Despite being the lowest of the low end, performance, for the activities I need, is entirely adequate. I’m running LibreOffice, Thunderbird, Quicken Deluxe 2013 (hey, besides the introduction of decimal currencies, double-entry accounting hasn’t changed since the fifteenth century), and Chrome. The only item that I feel is really chugging there is Chrome – as you might expect, with only 4GB RAM. Edge does perform a little better in this scenario. However, again, with some careful workload management, it’s fine. The machine also runs some emulation pretty effectively, which is fun for a little diversion.
The item I was most concerned about is battery life, and it was hard to assess this from the online reviews because everyone who reviewed this machine seemed to have quite different test/usage conditions from how I normally use a laptop or tablet. I tend to run my displays dim (25% or lower; basically, as dim as possible given ambient lighting), I keep the keyboard backlight off unless I really need it, and I keep the battery vs performance settings towards the “battery life” end of things. I haven’t owned the machine long enough to get a robust idea of the battery endurance, but powercfg /batteryreport gives news best categorized as “meh”:
SERIAL NUMBER 1187127044
DESIGN CAPACITY 42,157 mWh
FULL CHARGE CAPACITY 37,248 mWh
CYCLE COUNT 146
That battery is at 88% of manufactured capacity, which actually seems okay for being five or six years old (note the low cycle count; this machine didn’t see much use!) but it leaves me with misgivings about how long it’s going to last in actual use, given the overall lukewarm reviews the machine originally received. I will try to recalibrate the gas gauge, since that measured capacity has almost certainly drifted. However, what I will say is that I’ve been using the machine almost continuously for eight hours today (WiFi on, screen at 25%, web browsing) and it’s still at 21% and stating it has another 1hr23 minutes of runtime. Eight or nine hours of life is no iPad, but it’s certainly all I need for a trans-Atlantic flight without in-seat AC power (I’m looking at you, Air France), so that’s fine.

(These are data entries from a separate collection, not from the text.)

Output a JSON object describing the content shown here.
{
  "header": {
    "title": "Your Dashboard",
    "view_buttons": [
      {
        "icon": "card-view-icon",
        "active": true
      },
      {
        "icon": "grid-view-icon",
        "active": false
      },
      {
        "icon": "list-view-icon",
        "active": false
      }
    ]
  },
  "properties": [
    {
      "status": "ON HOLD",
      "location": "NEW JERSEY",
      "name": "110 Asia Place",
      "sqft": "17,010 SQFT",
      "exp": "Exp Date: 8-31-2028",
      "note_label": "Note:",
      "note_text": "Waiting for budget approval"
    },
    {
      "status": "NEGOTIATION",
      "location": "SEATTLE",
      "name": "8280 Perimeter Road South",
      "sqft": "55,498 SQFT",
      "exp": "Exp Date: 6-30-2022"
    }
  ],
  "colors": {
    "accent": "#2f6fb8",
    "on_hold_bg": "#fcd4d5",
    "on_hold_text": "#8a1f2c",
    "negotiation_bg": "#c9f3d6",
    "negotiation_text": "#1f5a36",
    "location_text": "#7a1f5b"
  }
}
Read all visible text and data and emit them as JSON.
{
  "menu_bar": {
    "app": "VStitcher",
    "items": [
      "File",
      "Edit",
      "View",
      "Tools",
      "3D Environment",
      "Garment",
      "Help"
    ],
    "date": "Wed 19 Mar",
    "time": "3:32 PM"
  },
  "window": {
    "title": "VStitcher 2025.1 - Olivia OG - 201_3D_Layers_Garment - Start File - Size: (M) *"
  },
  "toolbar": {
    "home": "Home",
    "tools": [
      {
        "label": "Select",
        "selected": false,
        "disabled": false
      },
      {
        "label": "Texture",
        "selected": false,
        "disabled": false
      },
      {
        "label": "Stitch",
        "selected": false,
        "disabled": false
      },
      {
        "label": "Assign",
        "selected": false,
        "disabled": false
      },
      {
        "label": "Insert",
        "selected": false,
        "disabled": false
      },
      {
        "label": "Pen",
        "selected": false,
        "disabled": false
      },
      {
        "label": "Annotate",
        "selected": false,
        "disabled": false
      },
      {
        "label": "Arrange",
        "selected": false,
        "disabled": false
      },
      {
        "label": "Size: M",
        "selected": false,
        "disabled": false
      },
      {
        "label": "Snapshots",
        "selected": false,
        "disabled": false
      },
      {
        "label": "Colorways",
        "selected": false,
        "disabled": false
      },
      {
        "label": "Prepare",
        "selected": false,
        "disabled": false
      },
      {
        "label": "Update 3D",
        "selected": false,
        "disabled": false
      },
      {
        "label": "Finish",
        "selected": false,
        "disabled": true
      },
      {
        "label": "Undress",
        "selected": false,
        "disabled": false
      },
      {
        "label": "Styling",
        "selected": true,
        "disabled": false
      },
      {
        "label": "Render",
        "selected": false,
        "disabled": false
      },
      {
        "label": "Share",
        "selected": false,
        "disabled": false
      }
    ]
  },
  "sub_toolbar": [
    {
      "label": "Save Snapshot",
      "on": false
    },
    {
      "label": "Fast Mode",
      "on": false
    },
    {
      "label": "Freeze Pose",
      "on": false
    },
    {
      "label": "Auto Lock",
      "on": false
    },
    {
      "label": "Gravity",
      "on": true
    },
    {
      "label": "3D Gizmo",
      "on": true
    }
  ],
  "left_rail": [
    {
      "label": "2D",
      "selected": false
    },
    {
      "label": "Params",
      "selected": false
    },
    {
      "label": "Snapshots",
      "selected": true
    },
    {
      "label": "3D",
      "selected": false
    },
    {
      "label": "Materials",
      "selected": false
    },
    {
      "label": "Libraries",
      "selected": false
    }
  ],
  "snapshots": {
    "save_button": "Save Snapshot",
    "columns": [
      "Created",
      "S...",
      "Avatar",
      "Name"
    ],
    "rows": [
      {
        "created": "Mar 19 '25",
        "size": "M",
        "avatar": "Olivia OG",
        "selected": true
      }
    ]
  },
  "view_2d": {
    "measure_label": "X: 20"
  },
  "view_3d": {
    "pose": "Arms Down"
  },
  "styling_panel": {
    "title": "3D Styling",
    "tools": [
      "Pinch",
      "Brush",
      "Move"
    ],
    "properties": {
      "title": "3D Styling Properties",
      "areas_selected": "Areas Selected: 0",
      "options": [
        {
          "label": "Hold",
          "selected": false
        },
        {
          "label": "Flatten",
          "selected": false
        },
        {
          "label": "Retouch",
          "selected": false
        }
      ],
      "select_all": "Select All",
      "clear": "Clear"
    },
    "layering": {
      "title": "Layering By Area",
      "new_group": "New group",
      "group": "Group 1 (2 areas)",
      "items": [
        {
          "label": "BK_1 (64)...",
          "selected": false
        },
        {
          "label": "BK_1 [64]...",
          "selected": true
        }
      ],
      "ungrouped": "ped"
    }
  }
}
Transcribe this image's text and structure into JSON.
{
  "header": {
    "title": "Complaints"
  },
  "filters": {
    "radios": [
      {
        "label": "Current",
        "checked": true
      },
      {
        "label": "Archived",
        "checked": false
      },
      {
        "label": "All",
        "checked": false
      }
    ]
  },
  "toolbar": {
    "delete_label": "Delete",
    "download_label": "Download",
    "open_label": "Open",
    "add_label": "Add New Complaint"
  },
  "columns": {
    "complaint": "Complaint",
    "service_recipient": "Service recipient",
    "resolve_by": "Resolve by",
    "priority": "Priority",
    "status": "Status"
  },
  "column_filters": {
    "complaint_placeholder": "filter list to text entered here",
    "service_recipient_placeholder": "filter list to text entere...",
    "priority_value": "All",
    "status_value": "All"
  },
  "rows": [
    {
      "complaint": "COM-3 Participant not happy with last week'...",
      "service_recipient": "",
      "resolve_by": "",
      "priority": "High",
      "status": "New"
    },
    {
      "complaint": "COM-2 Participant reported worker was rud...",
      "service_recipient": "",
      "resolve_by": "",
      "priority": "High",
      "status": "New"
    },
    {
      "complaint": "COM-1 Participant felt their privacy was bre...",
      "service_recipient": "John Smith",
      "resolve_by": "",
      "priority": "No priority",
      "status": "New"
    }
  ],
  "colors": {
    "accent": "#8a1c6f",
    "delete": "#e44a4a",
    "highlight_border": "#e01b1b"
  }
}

I’ve also tested movie playback with VLC. With 1080p HEVC content, I find the fans kicking in, but by and large the machine runs quiet, cool and fanless.
- Pro: Performance adequate for very light productivity workloads
- Pro: Overall ergonomics about a 7/10 for desktop use
- Pro: Significantly more portable than a comparable laptop
- Pro: Battery appears to have lasted fairly well in this specimen
- Con: Keyboard feels cramped due to narrow key spacing
- Con: Proprietary charger means you need AC and can’t use a battery pack to charge the device
If I had the opportunity to change just one thing about this purchase, I’d have selected a version with more RAM, but on the other hand that was much more expensive and if I’m dropping more money, I might as well get a newer generation. I’ll continue to use this as my daily driver for a few months and see if I continue to enjoy it.